Another study underscores the long-lasting power of the abilities outlined in The Compass Advantage framework. Dr. Heather Lawford and Dr. Heather Ramsey measured generativity in adolescents and emerging adults and came to similar conclusions: parental nurturing and/or mentor guidance led youth toward more purposeful and meaningful lives.
Like Price-Mitchell, Lawford and Ramsey analyzed young people’s stories to get to the core of who they would become. In their study, “Now I know I can make a difference”: Generativity and activity engagement as predictors of meaning making in adolescents and emerging adults,” one 18-year-old explained how she participated in a community program as a child and became a program leader. “I was once a camp kid and I would watch my leaders and see that they were making a difference in the community through the youth. I also wanted to be able to make a difference. Many leaders were involved but one stood out because he actually wanted to reach out to us in everything we did. I was thinking that I had to also be a change in my community. . . . I felt like it was almost my duty to one day become a street leader and make a difference to the younger generations too. . . . It has had the biggest impact on me because it changed my way of living, thinking, and interacting . . .”
Lawford and Ramsey note “out-of school activities are useful in growing developmental assets in youth as they transition into adulthood. As such, activities can introduce young people to a specific goal that might serve as a sense of purpose, or alternatively can offer the practice and experience that allow youth to advance a pre-established sense of purpose."
Dr. Price-Mitchell introduces The Compass Advantage and offers many examples of this and of parental involvement in her book, Tomorrow's Change Makers: Reclaiming the Power of Citizenship for a New Generation.

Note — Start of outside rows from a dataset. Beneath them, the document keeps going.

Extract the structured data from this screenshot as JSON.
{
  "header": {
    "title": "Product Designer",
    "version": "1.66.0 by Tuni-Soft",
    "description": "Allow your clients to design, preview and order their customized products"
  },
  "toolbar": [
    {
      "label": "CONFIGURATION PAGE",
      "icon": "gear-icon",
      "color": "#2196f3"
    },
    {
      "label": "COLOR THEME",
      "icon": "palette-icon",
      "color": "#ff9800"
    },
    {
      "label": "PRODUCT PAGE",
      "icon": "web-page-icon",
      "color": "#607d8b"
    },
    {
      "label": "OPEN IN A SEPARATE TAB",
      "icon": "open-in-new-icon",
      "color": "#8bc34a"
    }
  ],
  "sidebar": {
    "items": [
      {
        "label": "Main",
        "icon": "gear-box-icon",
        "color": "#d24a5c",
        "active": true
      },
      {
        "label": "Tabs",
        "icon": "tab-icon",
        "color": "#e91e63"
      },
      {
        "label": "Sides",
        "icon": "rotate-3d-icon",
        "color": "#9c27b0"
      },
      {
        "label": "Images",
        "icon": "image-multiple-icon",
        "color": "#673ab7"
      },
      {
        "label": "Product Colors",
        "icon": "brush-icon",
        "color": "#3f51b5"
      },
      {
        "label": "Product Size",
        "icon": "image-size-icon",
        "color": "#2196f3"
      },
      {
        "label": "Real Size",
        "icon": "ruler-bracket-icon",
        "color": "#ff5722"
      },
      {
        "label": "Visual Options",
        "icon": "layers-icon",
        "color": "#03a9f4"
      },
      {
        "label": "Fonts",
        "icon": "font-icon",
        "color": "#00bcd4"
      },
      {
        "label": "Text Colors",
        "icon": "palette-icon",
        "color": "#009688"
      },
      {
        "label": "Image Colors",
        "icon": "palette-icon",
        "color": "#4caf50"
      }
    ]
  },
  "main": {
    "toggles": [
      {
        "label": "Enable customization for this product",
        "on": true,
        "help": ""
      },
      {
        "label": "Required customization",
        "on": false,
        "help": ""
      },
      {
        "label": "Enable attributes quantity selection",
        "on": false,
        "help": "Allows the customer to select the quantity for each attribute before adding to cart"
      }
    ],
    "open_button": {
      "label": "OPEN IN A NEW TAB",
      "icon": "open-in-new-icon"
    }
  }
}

Out-of-school activities provided her research participants with numerous developmental benefits, including new perspectives, planning and problem-solving skills, communication skills, and the development of empathy and self-awareness.

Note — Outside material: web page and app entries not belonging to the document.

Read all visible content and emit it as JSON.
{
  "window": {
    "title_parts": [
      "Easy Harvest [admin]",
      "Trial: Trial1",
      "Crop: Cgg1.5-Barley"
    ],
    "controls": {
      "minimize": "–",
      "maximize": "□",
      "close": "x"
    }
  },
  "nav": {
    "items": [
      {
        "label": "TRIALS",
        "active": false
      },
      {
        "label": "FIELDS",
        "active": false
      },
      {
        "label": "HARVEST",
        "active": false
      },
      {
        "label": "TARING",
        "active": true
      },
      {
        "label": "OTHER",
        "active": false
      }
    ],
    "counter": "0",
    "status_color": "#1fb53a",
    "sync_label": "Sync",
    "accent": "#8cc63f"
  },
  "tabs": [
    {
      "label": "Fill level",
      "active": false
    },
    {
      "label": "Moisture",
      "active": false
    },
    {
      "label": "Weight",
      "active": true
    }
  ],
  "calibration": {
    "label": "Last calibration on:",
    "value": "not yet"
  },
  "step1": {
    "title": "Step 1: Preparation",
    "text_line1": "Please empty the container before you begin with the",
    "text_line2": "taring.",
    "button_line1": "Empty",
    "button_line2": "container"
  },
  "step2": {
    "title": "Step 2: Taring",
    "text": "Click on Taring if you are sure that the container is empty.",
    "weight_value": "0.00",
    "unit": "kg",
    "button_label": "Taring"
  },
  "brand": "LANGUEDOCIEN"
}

7 Habits of Nurturing Adults
How do parents and other adult mentors use The Compass Advantage in practice? Children flourish with the aid of caring adults who nurture the core Compass abilities. Price-Mitchell explains the seven practices, shared by teens, that parents and mentors adopt:

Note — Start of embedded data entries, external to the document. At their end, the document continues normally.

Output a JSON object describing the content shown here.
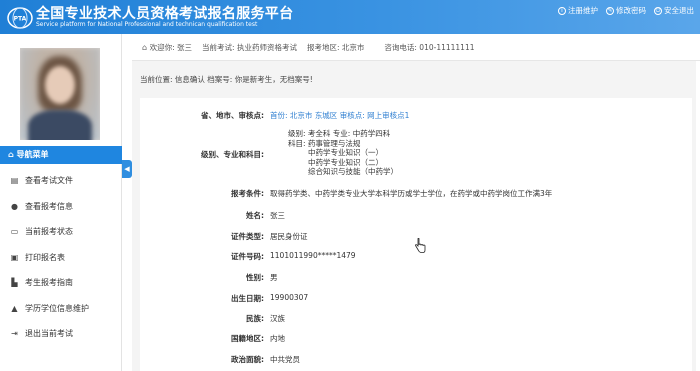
{
  "header": {
    "title_cn": "全国专业技术人员资格考试报名服务平台",
    "title_en": "Service platform for National Professional and technican qualification test",
    "links": [
      {
        "label": "注册维护",
        "icon": "info-icon"
      },
      {
        "label": "修改密码",
        "icon": "edit-icon"
      },
      {
        "label": "安全退出",
        "icon": "power-icon"
      }
    ]
  },
  "infobar": {
    "welcome": "欢迎你: 张三",
    "exam": "当前考试: 执业药师资格考试",
    "region": "报考地区: 北京市",
    "phone": "咨询电话: 010-11111111"
  },
  "sidebar": {
    "menu_title": "导航菜单",
    "items": [
      {
        "label": "查看考试文件",
        "icon": "file-icon"
      },
      {
        "label": "查看报考信息",
        "icon": "info-icon"
      },
      {
        "label": "当前报考状态",
        "icon": "monitor-icon"
      },
      {
        "label": "打印报名表",
        "icon": "print-icon"
      },
      {
        "label": "考生报考指南",
        "icon": "book-icon"
      },
      {
        "label": "学历学位信息维护",
        "icon": "graduation-icon"
      },
      {
        "label": "退出当前考试",
        "icon": "logout-icon"
      }
    ]
  },
  "breadcrumb": "当前位置: 信息确认  档案号: 你是新考生，无档案号!",
  "form": {
    "region_label": "省、地市、审核点:",
    "region_prefix": "首份:",
    "region_city": "北京市",
    "region_district": "东城区",
    "region_audit_prefix": "审核点:",
    "region_audit": "网上审核点1",
    "level_label": "级别、专业和科目:",
    "level_line": "级别: 考全科   专业: 中药学四科",
    "subjects_prefix": "科目:",
    "subjects": [
      "药事管理与法规",
      "中药学专业知识（一）",
      "中药学专业知识（二）",
      "综合知识与技能（中药学）"
    ],
    "condition_label": "报考条件:",
    "condition": "取得药学类、中药学类专业大学本科学历或学士学位，在药学或中药学岗位工作满3年",
    "name_label": "姓名:",
    "name": "张三",
    "idtype_label": "证件类型:",
    "idtype": "居民身份证",
    "idnum_label": "证件号码:",
    "idnum": "1101011990*****1479",
    "gender_label": "性别:",
    "gender": "男",
    "birth_label": "出生日期:",
    "birth": "19900307",
    "ethnic_label": "民族:",
    "ethnic": "汉族",
    "nation_label": "国籍地区:",
    "nation": "内地",
    "political_label": "政治面貌:",
    "political": "中共党员"
  },
  "colors": {
    "header": "#2a88dc",
    "menu_active": "#1f86e0",
    "link": "#2f7fd1"
  }
}
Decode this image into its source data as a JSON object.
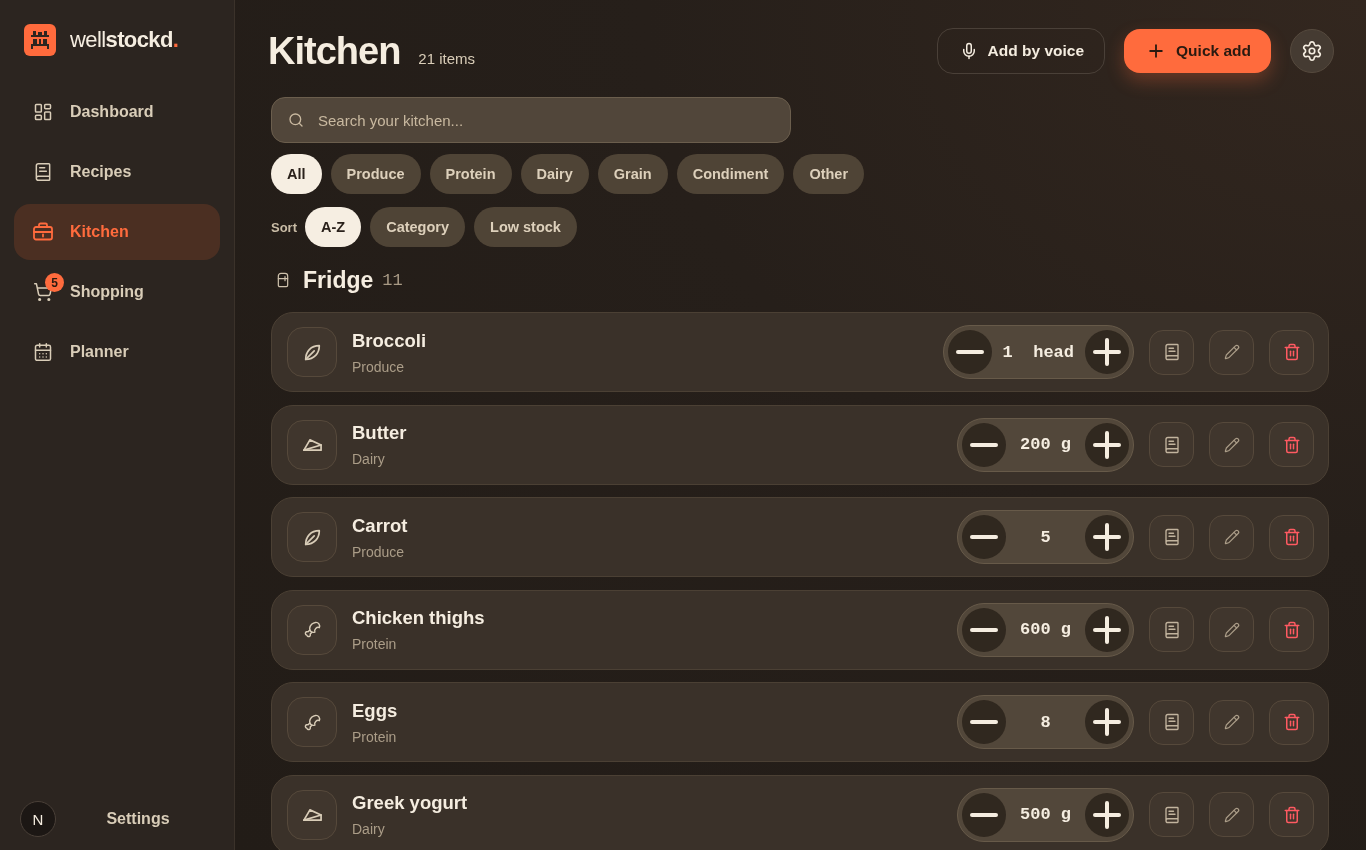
{
  "sidebar": {
    "logo": {
      "light": "well",
      "bold": "stockd",
      "accent": "."
    },
    "nav": [
      {
        "kind": "dashboard",
        "label": "Dashboard",
        "selected": false
      },
      {
        "kind": "recipes",
        "label": "Recipes",
        "selected": false
      },
      {
        "kind": "kitchen",
        "label": "Kitchen",
        "selected": true
      },
      {
        "kind": "shopping",
        "label": "Shopping",
        "badge": "5",
        "selected": false
      },
      {
        "kind": "planner",
        "label": "Planner",
        "selected": false
      }
    ],
    "footer": {
      "avatar": "N",
      "settings": "Settings"
    }
  },
  "header": {
    "title": "Kitchen",
    "count": "21 items",
    "actions": [
      {
        "kind": "voice",
        "label": "Add by voice"
      },
      {
        "kind": "primary",
        "label": "Quick add"
      }
    ]
  },
  "search": {
    "placeholder": "Search your kitchen..."
  },
  "filters": [
    {
      "label": "All",
      "selected": true
    },
    {
      "label": "Produce",
      "selected": false
    },
    {
      "label": "Protein",
      "selected": false
    },
    {
      "label": "Dairy",
      "selected": false
    },
    {
      "label": "Grain",
      "selected": false
    },
    {
      "label": "Condiment",
      "selected": false
    },
    {
      "label": "Other",
      "selected": false
    }
  ],
  "sort": {
    "label": "Sort",
    "options": [
      {
        "label": "A-Z",
        "selected": true
      },
      {
        "label": "Category",
        "selected": false
      },
      {
        "label": "Low stock",
        "selected": false
      }
    ]
  },
  "sections": [
    {
      "title": "Fridge",
      "count": "11",
      "items": [
        {
          "kind": "produce",
          "name": "Broccoli",
          "category": "Produce",
          "quantity": "1  head"
        },
        {
          "kind": "dairy",
          "name": "Butter",
          "category": "Dairy",
          "quantity": "200 g"
        },
        {
          "kind": "produce",
          "name": "Carrot",
          "category": "Produce",
          "quantity": "5"
        },
        {
          "kind": "protein",
          "name": "Chicken thighs",
          "category": "Protein",
          "quantity": "600 g"
        },
        {
          "kind": "protein",
          "name": "Eggs",
          "category": "Protein",
          "quantity": "8"
        },
        {
          "kind": "dairy",
          "name": "Greek yogurt",
          "category": "Dairy",
          "quantity": "500 g"
        }
      ]
    }
  ]
}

- Notice when teens feel challenged.
- Encourage positive risk-taking.
- Recognize and value unique interests.
- Support creative approaches to expression.
- Help make connections.
- Stand alongside them.
- Invite deep conversations.
Instilling the core Compass abilities in adolescents — whether you are a parent, coach, educator or aunt — is essential for positive youth development if we want to inspire young people to thrive and make a difference, to become responsible citizens and tomorrow’s change makers.
Damon, William. The Path to Purpose: How Young People Find Their Calling in Life. New York: Free Press (2008; paperback 2009)
Lawford, Heather L.; Ramey, Heather L. “Now I know I can make a difference”: Generativity and activity engagement as predictors of meaning making in adolescents and emerging adults. Developmental Psychology, Vol 51(10), Oct 2015, 1395-1406. http://dx.doi.org/10.1037/dev0000034
Price-Mitchell, Marilyn. Tomorrow's Change Makers: Reclaiming the Power of Citizenship for a New Generation. Bainbridge Island, Washington: Eagle Harbor Publishing, 2015.
Copyright @2015 by Susan Newman